**YOUR OBJECTIVE:** Would you go through the records below and copy each line with the string "true"?

───

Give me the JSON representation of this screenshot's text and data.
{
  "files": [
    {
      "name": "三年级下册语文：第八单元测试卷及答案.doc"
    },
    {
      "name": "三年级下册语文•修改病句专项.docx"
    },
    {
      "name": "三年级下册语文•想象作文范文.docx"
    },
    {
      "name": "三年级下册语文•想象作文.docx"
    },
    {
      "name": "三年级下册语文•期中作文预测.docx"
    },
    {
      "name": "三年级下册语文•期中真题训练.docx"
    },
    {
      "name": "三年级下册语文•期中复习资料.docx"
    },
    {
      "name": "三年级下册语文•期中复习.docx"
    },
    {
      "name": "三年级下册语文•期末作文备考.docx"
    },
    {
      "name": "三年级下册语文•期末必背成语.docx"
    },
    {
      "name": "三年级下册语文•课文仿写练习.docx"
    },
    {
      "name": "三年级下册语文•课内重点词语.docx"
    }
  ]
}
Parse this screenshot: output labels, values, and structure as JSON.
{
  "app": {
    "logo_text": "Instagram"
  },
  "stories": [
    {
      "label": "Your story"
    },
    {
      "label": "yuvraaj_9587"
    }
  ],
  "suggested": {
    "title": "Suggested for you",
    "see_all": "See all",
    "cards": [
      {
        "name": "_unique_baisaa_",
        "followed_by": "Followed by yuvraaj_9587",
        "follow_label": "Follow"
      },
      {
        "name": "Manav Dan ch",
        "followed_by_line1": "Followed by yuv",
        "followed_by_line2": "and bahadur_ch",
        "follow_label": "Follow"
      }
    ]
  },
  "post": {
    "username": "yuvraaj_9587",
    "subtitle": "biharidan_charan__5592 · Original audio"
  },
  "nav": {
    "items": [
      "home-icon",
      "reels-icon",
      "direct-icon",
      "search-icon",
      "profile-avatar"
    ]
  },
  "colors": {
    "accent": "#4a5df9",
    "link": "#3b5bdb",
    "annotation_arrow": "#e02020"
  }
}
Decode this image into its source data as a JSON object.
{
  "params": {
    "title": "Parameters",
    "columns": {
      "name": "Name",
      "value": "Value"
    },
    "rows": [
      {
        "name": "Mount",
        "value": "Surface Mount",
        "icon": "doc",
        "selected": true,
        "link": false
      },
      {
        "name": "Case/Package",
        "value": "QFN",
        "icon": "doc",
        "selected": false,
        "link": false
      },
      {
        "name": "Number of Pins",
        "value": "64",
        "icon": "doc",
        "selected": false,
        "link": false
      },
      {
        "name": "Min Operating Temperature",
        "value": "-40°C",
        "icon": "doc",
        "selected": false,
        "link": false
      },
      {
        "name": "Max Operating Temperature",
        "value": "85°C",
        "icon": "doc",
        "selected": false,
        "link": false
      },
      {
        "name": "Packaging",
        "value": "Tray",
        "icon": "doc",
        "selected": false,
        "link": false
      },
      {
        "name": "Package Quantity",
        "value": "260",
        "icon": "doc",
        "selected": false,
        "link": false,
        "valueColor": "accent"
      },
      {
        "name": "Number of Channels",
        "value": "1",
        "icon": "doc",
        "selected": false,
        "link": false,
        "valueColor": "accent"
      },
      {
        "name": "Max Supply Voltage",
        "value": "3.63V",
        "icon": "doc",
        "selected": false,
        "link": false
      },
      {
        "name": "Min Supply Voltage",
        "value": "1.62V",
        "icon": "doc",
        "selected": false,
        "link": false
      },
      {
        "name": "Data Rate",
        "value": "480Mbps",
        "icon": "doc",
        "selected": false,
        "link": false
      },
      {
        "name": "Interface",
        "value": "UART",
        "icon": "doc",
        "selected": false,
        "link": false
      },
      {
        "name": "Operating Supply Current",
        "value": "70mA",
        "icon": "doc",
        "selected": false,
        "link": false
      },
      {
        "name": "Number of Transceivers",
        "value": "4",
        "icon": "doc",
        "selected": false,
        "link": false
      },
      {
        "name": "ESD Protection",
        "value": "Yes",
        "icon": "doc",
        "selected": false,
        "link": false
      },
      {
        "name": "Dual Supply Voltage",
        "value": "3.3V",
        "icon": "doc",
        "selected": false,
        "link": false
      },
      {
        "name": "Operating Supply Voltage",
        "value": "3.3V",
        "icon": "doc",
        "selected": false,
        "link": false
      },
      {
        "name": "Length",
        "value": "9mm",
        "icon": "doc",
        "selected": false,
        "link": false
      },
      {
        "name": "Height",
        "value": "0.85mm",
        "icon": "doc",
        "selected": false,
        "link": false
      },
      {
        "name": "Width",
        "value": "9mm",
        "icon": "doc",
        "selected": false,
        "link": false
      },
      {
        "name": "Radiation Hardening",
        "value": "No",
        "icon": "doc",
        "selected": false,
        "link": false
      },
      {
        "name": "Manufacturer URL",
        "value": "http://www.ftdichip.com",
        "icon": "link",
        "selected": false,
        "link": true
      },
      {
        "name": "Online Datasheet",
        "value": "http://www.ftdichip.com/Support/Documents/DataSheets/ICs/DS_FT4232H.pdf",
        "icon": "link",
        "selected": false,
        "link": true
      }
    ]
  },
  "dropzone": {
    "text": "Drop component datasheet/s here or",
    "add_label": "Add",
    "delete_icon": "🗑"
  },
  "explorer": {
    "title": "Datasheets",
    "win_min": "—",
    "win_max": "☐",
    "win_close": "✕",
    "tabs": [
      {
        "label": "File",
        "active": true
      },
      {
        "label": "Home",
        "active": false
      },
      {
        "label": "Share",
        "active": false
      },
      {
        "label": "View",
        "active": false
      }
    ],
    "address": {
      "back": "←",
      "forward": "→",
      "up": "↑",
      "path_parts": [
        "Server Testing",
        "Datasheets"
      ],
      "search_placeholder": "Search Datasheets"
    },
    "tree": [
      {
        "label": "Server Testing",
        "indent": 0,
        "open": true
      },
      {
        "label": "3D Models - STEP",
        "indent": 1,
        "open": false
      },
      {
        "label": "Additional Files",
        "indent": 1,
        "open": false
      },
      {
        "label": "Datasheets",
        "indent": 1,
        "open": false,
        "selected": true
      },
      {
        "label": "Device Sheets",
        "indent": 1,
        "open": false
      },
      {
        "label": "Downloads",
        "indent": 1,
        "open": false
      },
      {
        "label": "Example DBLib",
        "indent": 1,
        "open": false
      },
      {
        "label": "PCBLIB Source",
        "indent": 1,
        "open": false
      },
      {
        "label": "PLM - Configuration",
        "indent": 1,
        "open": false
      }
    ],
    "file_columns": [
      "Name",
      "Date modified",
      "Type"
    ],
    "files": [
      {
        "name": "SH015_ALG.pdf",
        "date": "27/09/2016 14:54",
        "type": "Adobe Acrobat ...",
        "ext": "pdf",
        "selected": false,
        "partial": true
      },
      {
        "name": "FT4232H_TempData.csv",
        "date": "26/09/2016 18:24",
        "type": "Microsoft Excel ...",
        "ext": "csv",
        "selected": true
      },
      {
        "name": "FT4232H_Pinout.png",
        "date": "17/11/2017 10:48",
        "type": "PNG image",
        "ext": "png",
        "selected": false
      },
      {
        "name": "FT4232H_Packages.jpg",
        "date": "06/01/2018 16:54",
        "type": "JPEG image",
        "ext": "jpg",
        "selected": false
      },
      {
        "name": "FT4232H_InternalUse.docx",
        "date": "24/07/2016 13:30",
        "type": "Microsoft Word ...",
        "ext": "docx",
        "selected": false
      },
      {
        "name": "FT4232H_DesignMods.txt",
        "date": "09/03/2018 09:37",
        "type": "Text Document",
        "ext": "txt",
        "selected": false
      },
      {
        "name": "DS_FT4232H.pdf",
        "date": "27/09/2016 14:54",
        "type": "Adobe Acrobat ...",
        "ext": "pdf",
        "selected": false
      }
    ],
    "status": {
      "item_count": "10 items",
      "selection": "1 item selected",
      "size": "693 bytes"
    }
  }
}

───

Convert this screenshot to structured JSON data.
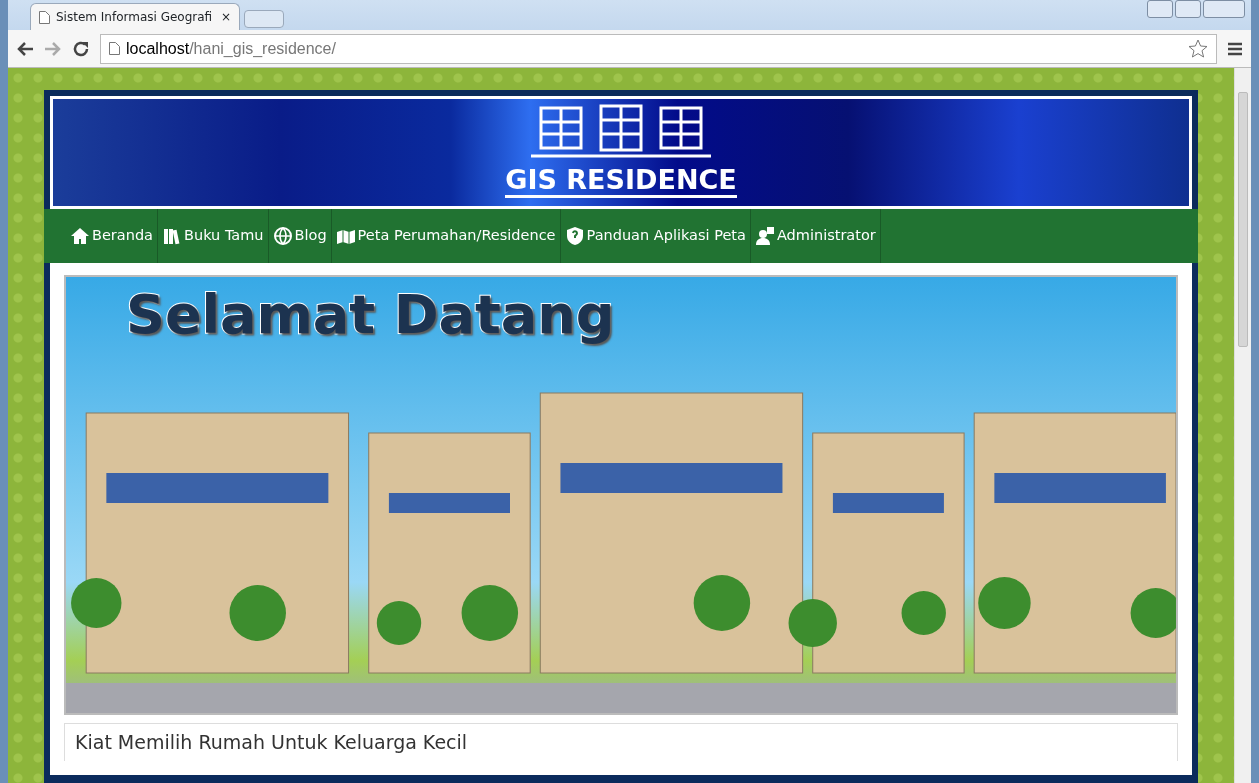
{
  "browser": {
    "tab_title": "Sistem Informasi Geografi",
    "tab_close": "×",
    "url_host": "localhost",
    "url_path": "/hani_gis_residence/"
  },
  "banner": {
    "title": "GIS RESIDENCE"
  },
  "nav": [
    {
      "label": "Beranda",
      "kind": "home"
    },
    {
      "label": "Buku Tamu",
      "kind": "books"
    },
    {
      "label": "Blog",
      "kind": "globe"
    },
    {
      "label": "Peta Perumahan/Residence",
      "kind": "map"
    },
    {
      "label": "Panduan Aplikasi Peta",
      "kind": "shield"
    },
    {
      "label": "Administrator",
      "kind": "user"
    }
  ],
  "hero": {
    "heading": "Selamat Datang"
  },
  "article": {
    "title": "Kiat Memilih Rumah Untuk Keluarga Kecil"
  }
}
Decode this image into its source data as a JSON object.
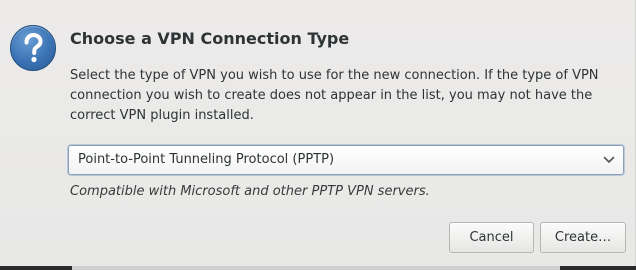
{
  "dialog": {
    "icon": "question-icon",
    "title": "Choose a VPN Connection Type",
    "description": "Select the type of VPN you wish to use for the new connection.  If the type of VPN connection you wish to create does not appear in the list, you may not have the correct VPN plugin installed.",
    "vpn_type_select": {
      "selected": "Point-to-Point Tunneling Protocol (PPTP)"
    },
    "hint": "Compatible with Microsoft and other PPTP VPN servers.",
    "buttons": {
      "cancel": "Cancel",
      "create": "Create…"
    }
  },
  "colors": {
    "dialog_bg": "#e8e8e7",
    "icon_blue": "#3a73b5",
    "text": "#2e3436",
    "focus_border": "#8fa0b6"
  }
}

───

**SOLUTION FOR THIS TASK:**
        "selected": true,
        "link": true
        "link": true
        "active": true
        "open": true
        "selected": true
        "partial": true
        "selected": true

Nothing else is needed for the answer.